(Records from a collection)
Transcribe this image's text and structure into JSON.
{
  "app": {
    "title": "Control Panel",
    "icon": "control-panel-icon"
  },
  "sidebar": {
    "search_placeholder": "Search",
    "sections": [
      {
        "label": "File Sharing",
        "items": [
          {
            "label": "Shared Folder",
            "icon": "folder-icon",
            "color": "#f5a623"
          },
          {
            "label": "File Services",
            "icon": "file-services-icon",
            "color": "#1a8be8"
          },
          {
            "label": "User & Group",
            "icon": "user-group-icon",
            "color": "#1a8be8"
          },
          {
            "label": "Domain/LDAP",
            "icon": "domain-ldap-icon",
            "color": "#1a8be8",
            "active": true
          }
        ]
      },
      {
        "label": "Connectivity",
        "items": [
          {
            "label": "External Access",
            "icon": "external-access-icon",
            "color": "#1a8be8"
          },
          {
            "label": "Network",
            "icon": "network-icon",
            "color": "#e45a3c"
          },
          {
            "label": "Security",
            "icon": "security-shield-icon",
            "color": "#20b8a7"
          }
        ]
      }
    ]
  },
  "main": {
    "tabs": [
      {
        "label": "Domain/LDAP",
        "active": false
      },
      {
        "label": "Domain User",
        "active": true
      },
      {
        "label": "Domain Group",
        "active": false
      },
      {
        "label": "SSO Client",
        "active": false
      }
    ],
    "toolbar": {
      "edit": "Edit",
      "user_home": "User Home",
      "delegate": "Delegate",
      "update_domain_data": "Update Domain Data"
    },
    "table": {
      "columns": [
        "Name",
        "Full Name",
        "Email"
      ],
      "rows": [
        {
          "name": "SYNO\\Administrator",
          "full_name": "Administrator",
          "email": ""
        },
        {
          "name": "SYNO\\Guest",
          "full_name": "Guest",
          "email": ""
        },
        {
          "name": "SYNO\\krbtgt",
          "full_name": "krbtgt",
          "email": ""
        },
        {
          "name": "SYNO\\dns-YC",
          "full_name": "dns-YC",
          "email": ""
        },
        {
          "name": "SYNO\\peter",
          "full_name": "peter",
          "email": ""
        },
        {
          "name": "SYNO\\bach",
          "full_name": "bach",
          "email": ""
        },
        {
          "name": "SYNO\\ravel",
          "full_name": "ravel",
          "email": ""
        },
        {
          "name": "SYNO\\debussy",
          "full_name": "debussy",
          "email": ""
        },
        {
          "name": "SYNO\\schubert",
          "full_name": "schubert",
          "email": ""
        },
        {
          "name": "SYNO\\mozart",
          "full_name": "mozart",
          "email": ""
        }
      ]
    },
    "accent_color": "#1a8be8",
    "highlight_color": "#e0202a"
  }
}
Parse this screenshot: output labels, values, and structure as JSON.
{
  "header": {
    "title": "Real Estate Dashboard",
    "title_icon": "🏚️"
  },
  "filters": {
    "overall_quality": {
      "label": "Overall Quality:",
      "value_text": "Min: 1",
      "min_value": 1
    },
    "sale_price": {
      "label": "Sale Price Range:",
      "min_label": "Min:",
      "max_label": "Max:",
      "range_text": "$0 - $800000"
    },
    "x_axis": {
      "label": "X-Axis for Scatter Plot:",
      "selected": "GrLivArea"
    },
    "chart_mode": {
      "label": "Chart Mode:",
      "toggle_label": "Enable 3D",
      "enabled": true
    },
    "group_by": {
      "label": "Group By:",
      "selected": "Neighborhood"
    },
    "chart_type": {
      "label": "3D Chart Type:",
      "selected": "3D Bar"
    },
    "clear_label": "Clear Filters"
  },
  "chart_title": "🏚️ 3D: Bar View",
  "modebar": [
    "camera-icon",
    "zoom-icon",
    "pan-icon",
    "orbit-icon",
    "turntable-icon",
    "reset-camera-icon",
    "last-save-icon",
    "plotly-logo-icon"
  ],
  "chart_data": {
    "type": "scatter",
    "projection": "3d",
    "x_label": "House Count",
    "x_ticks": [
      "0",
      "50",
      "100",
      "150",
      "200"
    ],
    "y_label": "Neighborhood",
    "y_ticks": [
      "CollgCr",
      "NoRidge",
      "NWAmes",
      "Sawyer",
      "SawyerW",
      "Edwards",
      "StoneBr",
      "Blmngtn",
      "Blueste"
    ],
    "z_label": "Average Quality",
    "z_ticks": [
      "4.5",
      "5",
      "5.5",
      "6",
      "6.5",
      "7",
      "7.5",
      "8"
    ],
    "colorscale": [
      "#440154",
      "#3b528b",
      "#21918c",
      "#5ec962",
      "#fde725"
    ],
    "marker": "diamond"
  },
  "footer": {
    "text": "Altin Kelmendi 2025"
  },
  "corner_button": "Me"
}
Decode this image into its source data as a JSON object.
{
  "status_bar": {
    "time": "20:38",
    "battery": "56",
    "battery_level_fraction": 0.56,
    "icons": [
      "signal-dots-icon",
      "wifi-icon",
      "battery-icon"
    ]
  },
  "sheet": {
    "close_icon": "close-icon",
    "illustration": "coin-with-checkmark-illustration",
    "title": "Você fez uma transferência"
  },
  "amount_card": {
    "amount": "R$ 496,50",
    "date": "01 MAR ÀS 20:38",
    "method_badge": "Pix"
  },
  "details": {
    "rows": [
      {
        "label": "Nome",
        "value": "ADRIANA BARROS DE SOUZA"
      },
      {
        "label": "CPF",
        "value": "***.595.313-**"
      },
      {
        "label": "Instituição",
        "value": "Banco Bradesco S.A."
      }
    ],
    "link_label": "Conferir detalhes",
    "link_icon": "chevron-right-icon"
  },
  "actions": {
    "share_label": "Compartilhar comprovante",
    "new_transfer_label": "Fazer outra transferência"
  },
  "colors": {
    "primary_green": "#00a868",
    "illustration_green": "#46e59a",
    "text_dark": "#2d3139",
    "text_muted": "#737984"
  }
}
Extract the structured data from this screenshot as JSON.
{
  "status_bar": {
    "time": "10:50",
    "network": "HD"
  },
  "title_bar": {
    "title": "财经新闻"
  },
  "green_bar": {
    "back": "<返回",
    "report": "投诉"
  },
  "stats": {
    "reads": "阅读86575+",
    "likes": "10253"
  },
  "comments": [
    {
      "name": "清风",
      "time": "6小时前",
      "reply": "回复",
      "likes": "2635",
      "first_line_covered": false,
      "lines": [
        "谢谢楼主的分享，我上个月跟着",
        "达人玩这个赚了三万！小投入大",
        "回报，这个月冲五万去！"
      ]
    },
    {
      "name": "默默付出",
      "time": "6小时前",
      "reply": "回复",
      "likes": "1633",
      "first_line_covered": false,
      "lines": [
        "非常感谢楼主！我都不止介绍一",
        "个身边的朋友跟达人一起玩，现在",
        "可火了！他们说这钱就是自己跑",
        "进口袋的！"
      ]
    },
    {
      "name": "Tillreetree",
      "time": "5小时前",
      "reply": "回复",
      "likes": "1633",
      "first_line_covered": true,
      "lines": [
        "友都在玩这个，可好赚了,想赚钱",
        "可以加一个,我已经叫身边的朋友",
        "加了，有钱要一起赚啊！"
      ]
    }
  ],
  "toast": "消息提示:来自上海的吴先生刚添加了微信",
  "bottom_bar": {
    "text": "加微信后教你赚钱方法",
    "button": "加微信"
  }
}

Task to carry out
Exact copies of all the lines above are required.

Final answer
Transcribe this image's text and structure into JSON.
{
  "app": {
    "title": "Control Panel",
    "icon": "control-panel-icon"
  },
  "sidebar": {
    "search_placeholder": "Search",
    "sections": [
      {
        "label": "File Sharing",
        "items": [
          {
            "label": "Shared Folder",
            "icon": "folder-icon",
            "color": "#f5a623"
          },
          {
            "label": "File Services",
            "icon": "file-services-icon",
            "color": "#1a8be8"
          },
          {
            "label": "User & Group",
            "icon": "user-group-icon",
            "color": "#1a8be8"
          },
          {
            "label": "Domain/LDAP",
            "icon": "domain-ldap-icon",
            "color": "#1a8be8",
            "active": true
          }
        ]
      },
      {
        "label": "Connectivity",
        "items": [
          {
            "label": "External Access",
            "icon": "external-access-icon",
            "color": "#1a8be8"
          },
          {
            "label": "Network",
            "icon": "network-icon",
            "color": "#e45a3c"
          },
          {
            "label": "Security",
            "icon": "security-shield-icon",
            "color": "#20b8a7"
          }
        ]
      }
    ]
  },
  "main": {
    "tabs": [
      {
        "label": "Domain/LDAP",
        "active": false
      },
      {
        "label": "Domain User",
        "active": true
      },
      {
        "label": "Domain Group",
        "active": false
      },
      {
        "label": "SSO Client",
        "active": false
      }
    ],
    "toolbar": {
      "edit": "Edit",
      "user_home": "User Home",
      "delegate": "Delegate",
      "update_domain_data": "Update Domain Data"
    },
    "table": {
      "columns": [
        "Name",
        "Full Name",
        "Email"
      ],
      "rows": [
        {
          "name": "SYNO\\Administrator",
          "full_name": "Administrator",
          "email": ""
        },
        {
          "name": "SYNO\\Guest",
          "full_name": "Guest",
          "email": ""
        },
        {
          "name": "SYNO\\krbtgt",
          "full_name": "krbtgt",
          "email": ""
        },
        {
          "name": "SYNO\\dns-YC",
          "full_name": "dns-YC",
          "email": ""
        },
        {
          "name": "SYNO\\peter",
          "full_name": "peter",
          "email": ""
        },
        {
          "name": "SYNO\\bach",
          "full_name": "bach",
          "email": ""
        },
        {
          "name": "SYNO\\ravel",
          "full_name": "ravel",
          "email": ""
        },
        {
          "name": "SYNO\\debussy",
          "full_name": "debussy",
          "email": ""
        },
        {
          "name": "SYNO\\schubert",
          "full_name": "schubert",
          "email": ""
        },
        {
          "name": "SYNO\\mozart",
          "full_name": "mozart",
          "email": ""
        }
      ]
    },
    "accent_color": "#1a8be8",
    "highlight_color": "#e0202a"
  }
}
Parse this screenshot: output labels, values, and structure as JSON.
{
  "header": {
    "title": "Real Estate Dashboard",
    "title_icon": "🏚️"
  },
  "filters": {
    "overall_quality": {
      "label": "Overall Quality:",
      "value_text": "Min: 1",
      "min_value": 1
    },
    "sale_price": {
      "label": "Sale Price Range:",
      "min_label": "Min:",
      "max_label": "Max:",
      "range_text": "$0 - $800000"
    },
    "x_axis": {
      "label": "X-Axis for Scatter Plot:",
      "selected": "GrLivArea"
    },
    "chart_mode": {
      "label": "Chart Mode:",
      "toggle_label": "Enable 3D",
      "enabled": true
    },
    "group_by": {
      "label": "Group By:",
      "selected": "Neighborhood"
    },
    "chart_type": {
      "label": "3D Chart Type:",
      "selected": "3D Bar"
    },
    "clear_label": "Clear Filters"
  },
  "chart_title": "🏚️ 3D: Bar View",
  "modebar": [
    "camera-icon",
    "zoom-icon",
    "pan-icon",
    "orbit-icon",
    "turntable-icon",
    "reset-camera-icon",
    "last-save-icon",
    "plotly-logo-icon"
  ],
  "chart_data": {
    "type": "scatter",
    "projection": "3d",
    "x_label": "House Count",
    "x_ticks": [
      "0",
      "50",
      "100",
      "150",
      "200"
    ],
    "y_label": "Neighborhood",
    "y_ticks": [
      "CollgCr",
      "NoRidge",
      "NWAmes",
      "Sawyer",
      "SawyerW",
      "Edwards",
      "StoneBr",
      "Blmngtn",
      "Blueste"
    ],
    "z_label": "Average Quality",
    "z_ticks": [
      "4.5",
      "5",
      "5.5",
      "6",
      "6.5",
      "7",
      "7.5",
      "8"
    ],
    "colorscale": [
      "#440154",
      "#3b528b",
      "#21918c",
      "#5ec962",
      "#fde725"
    ],
    "marker": "diamond"
  },
  "footer": {
    "text": "Altin Kelmendi 2025"
  },
  "corner_button": "Me"
}
Decode this image into its source data as a JSON object.
{
  "status_bar": {
    "time": "20:38",
    "battery": "56",
    "battery_level_fraction": 0.56,
    "icons": [
      "signal-dots-icon",
      "wifi-icon",
      "battery-icon"
    ]
  },
  "sheet": {
    "close_icon": "close-icon",
    "illustration": "coin-with-checkmark-illustration",
    "title": "Você fez uma transferência"
  },
  "amount_card": {
    "amount": "R$ 496,50",
    "date": "01 MAR ÀS 20:38",
    "method_badge": "Pix"
  },
  "details": {
    "rows": [
      {
        "label": "Nome",
        "value": "ADRIANA BARROS DE SOUZA"
      },
      {
        "label": "CPF",
        "value": "***.595.313-**"
      },
      {
        "label": "Instituição",
        "value": "Banco Bradesco S.A."
      }
    ],
    "link_label": "Conferir detalhes",
    "link_icon": "chevron-right-icon"
  },
  "actions": {
    "share_label": "Compartilhar comprovante",
    "new_transfer_label": "Fazer outra transferência"
  },
  "colors": {
    "primary_green": "#00a868",
    "illustration_green": "#46e59a",
    "text_dark": "#2d3139",
    "text_muted": "#737984"
  }
}
Extract the structured data from this screenshot as JSON.
{
  "status_bar": {
    "time": "10:50",
    "network": "HD"
  },
  "title_bar": {
    "title": "财经新闻"
  },
  "green_bar": {
    "back": "<返回",
    "report": "投诉"
  },
  "stats": {
    "reads": "阅读86575+",
    "likes": "10253"
  },
  "comments": [
    {
      "name": "清风",
      "time": "6小时前",
      "reply": "回复",
      "likes": "2635",
      "first_line_covered": false,
      "lines": [
        "谢谢楼主的分享，我上个月跟着",
        "达人玩这个赚了三万！小投入大",
        "回报，这个月冲五万去！"
      ]
    },
    {
      "name": "默默付出",
      "time": "6小时前",
      "reply": "回复",
      "likes": "1633",
      "first_line_covered": false,
      "lines": [
        "非常感谢楼主！我都不止介绍一",
        "个身边的朋友跟达人一起玩，现在",
        "可火了！他们说这钱就是自己跑",
        "进口袋的！"
      ]
    },
    {
      "name": "Tillreetree",
      "time": "5小时前",
      "reply": "回复",
      "likes": "1633",
      "first_line_covered": true,
      "lines": [
        "友都在玩这个，可好赚了,想赚钱",
        "可以加一个,我已经叫身边的朋友",
        "加了，有钱要一起赚啊！"
      ]
    }
  ],
  "toast": "消息提示:来自上海的吴先生刚添加了微信",
  "bottom_bar": {
    "text": "加微信后教你赚钱方法",
    "button": "加微信"
  }
}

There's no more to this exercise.